This three-bedroom house is a vacation home for a family and their children. Located on a spectacular site in the south Coast of Big Sur, this house pays homage to the natural beauty and power of this California landscape. The overall design strategy is one of imbedding the building in the land, creating a structure that is inseparable from its context. The design reinterprets the organic architectural vocabulary of Big Sur houses built in the 50's and 60's.
The site offers plunging views a 250' foot drop to the Pacific Ocean both along the bluff and the western exposure. The house--a long thin volume -- conforms and deforms to the natural contours of the land and the geometries of the bluff. The main body of the house is composed of two rectangular boxes connected by an all glass room; a one-story concrete wing placed perpendicular to the house includes bedrooms on the ground floor and a green roof. The house is cantilevered over the land 12' feet back from the bluff's edge, both to protect the delicate eco system of the cliff and to ensure the integrity and safety of the structure.
The lower volume is the master bedroom suite with a double cantilever over the bluff and the ground; it is a promontory above the ocean that captures the spectacular views with its floor to ceiling windows
The link between these two volumes is the glass library/den; it is the hearth of the house, a room that unites the house inside and out both with its geometry and its transparency.
The main is at the top of the site, with the living spaces unfolding from the most public to the most private.
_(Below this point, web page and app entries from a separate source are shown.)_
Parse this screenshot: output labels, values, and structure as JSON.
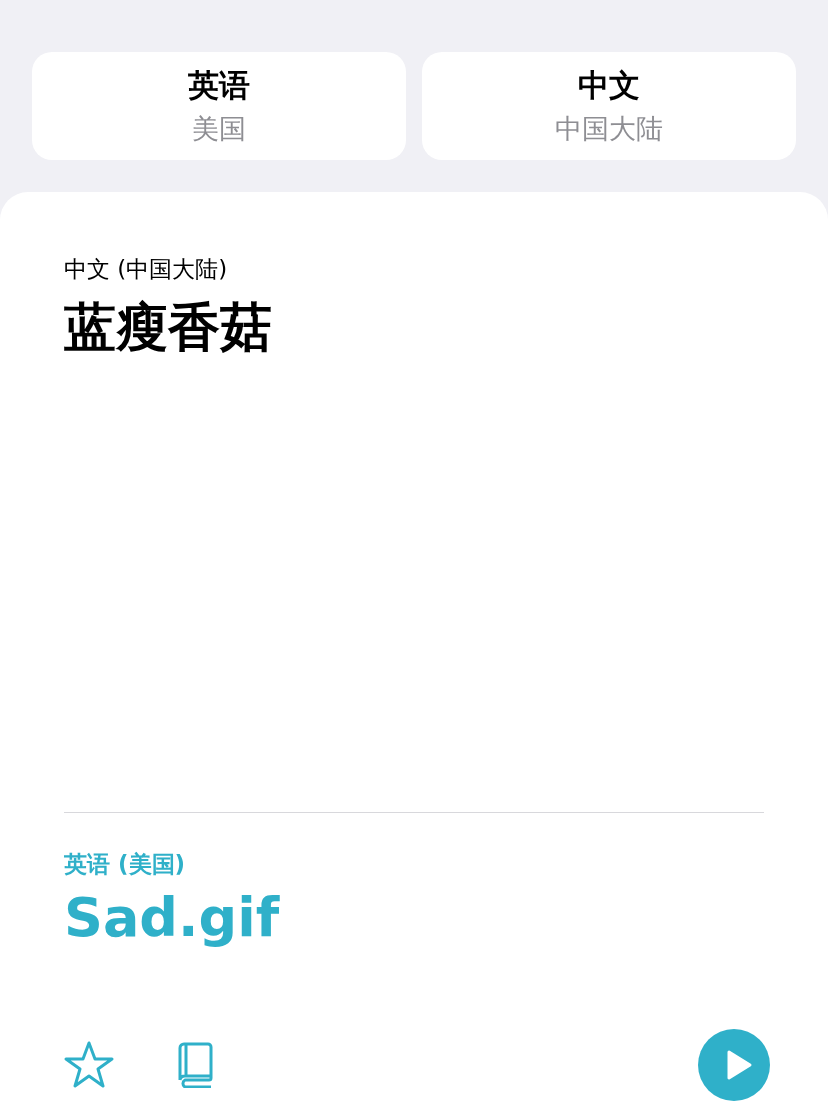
{
  "language_pair": [
    {
      "language": "英语",
      "region": "美国"
    },
    {
      "language": "中文",
      "region": "中国大陆"
    }
  ],
  "source": {
    "label": "中文 (中国大陆)",
    "text": "蓝瘦香菇"
  },
  "translation": {
    "label": "英语 (美国)",
    "text": "Sad.gif",
    "favorited": false
  }
}
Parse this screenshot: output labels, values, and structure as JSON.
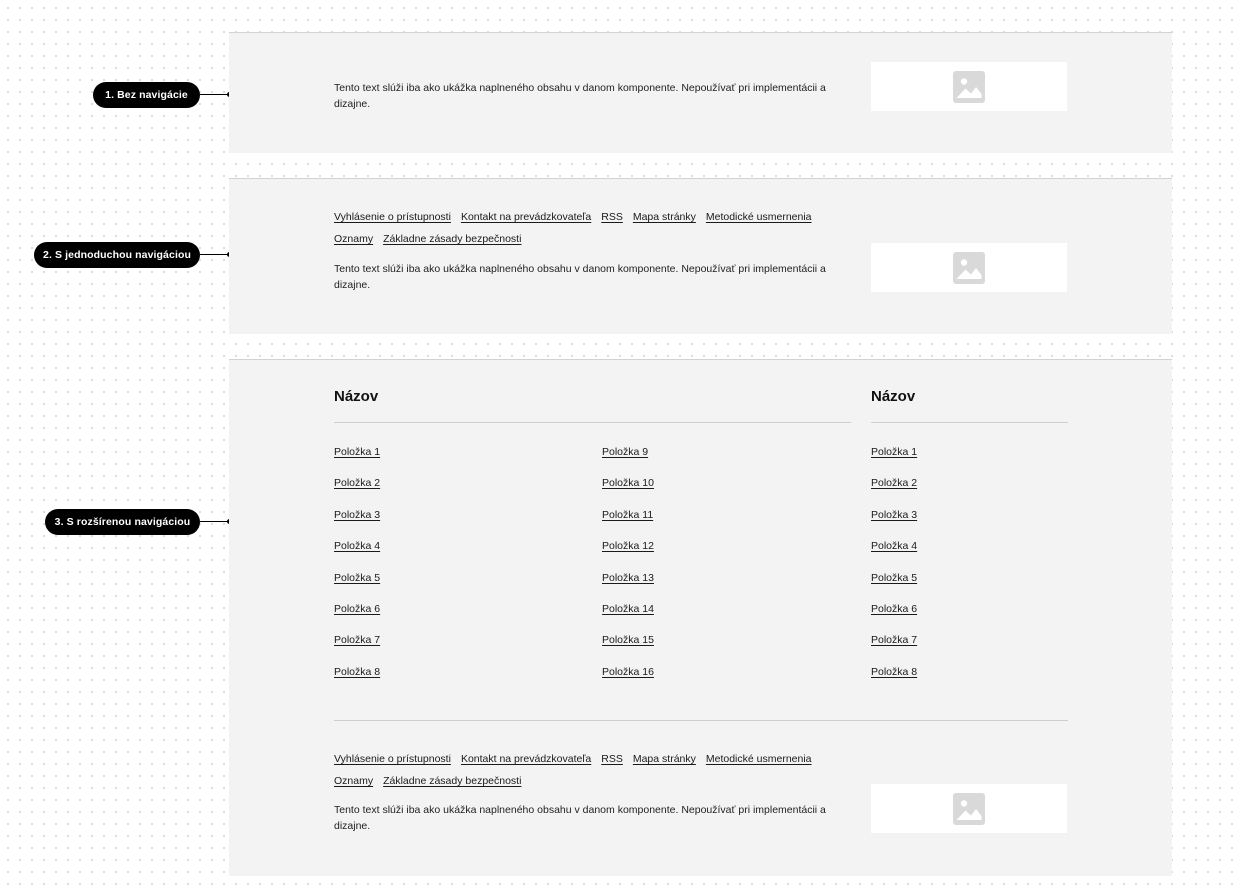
{
  "annotations": [
    {
      "label": "1. Bez navigácie"
    },
    {
      "label": "2. S jednoduchou navigáciou"
    },
    {
      "label": "3. S rozšírenou navigáciou"
    }
  ],
  "description_text": "Tento text slúži iba ako ukážka naplneného obsahu v danom komponente. Nepoužívať pri implementácii a dizajne.",
  "nav_links": {
    "row1": [
      "Vyhlásenie o prístupnosti",
      "Kontakt na prevádzkovateľa",
      "RSS",
      "Mapa stránky",
      "Metodické usmernenia"
    ],
    "row2": [
      "Oznamy",
      "Základne zásady bezpečnosti"
    ]
  },
  "extended_nav": {
    "column_left": {
      "title": "Názov",
      "items_a": [
        "Položka 1",
        "Položka 2",
        "Položka 3",
        "Položka 4",
        "Položka 5",
        "Položka 6",
        "Položka 7",
        "Položka 8"
      ],
      "items_b": [
        "Položka 9",
        "Položka 10",
        "Položka 11",
        "Položka 12",
        "Položka 13",
        "Položka 14",
        "Položka 15",
        "Položka 16"
      ]
    },
    "column_right": {
      "title": "Názov",
      "items": [
        "Položka 1",
        "Položka 2",
        "Položka 3",
        "Položka 4",
        "Položka 5",
        "Položka 6",
        "Položka 7",
        "Položka 8"
      ]
    }
  },
  "icons": {
    "placeholder": "image-placeholder-icon"
  },
  "colors": {
    "pill_background": "#000000",
    "panel_background": "#f3f3f3",
    "placeholder_icon": "#d9d9d9"
  }
}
The living room kitchen and dining room are an open plan with subtle changes in levels and roof planes to differentiate the various functions.
The house has two main facades, the south one is clad in copper which wraps up the wall and over on the roof. Copper clad roof overhangs protect windows and the front door from the sun and the wind of the ocean. The façade to the north is made with different types of glass; clear expanses of glass open the house to the view while long strips of translucent channel glass dapple the light, playing of the shimmering surface of the ocean below and creating an ever-changing interior with a warm play of light and shadow throughout the day.
The design celebrates the views without making the house one big picture window. The interior is a shelter, a quiet contemplative space where one can escape the roughness and immense scale of the ocean and cliff.